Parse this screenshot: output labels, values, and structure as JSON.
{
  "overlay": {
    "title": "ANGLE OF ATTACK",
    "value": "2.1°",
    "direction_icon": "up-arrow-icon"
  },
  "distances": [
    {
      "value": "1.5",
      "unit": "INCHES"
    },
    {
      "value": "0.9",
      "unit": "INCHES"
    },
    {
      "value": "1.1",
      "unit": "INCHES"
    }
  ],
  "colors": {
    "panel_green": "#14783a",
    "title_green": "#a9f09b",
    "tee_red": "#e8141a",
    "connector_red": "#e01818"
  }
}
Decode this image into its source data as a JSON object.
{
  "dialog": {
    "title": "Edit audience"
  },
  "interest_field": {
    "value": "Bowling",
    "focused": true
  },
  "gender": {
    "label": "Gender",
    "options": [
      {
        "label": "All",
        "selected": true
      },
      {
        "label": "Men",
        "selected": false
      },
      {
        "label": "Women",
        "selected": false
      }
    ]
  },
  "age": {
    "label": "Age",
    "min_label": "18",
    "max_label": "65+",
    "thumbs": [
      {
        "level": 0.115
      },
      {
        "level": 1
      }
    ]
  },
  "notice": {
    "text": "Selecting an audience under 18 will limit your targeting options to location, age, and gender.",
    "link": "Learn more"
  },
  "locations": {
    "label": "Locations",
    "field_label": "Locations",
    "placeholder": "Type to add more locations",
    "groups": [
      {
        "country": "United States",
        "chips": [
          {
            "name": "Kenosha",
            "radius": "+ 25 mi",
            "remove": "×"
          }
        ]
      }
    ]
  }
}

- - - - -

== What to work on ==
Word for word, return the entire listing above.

== Written solution ==
Parse this screenshot: output labels, values, and structure as JSON.
{
  "overlay": {
    "title": "ANGLE OF ATTACK",
    "value": "2.1°",
    "direction_icon": "up-arrow-icon"
  },
  "distances": [
    {
      "value": "1.5",
      "unit": "INCHES"
    },
    {
      "value": "0.9",
      "unit": "INCHES"
    },
    {
      "value": "1.1",
      "unit": "INCHES"
    }
  ],
  "colors": {
    "panel_green": "#14783a",
    "title_green": "#a9f09b",
    "tee_red": "#e8141a",
    "connector_red": "#e01818"
  }
}
Decode this image into its source data as a JSON object.
{
  "dialog": {
    "title": "Edit audience"
  },
  "interest_field": {
    "value": "Bowling",
    "focused": true
  },
  "gender": {
    "label": "Gender",
    "options": [
      {
        "label": "All",
        "selected": true
      },
      {
        "label": "Men",
        "selected": false
      },
      {
        "label": "Women",
        "selected": false
      }
    ]
  },
  "age": {
    "label": "Age",
    "min_label": "18",
    "max_label": "65+",
    "thumbs": [
      {
        "level": 0.115
      },
      {
        "level": 1
      }
    ]
  },
  "notice": {
    "text": "Selecting an audience under 18 will limit your targeting options to location, age, and gender.",
    "link": "Learn more"
  },
  "locations": {
    "label": "Locations",
    "field_label": "Locations",
    "placeholder": "Type to add more locations",
    "groups": [
      {
        "country": "United States",
        "chips": [
          {
            "name": "Kenosha",
            "radius": "+ 25 mi",
            "remove": "×"
          }
        ]
      }
    ]
  }
}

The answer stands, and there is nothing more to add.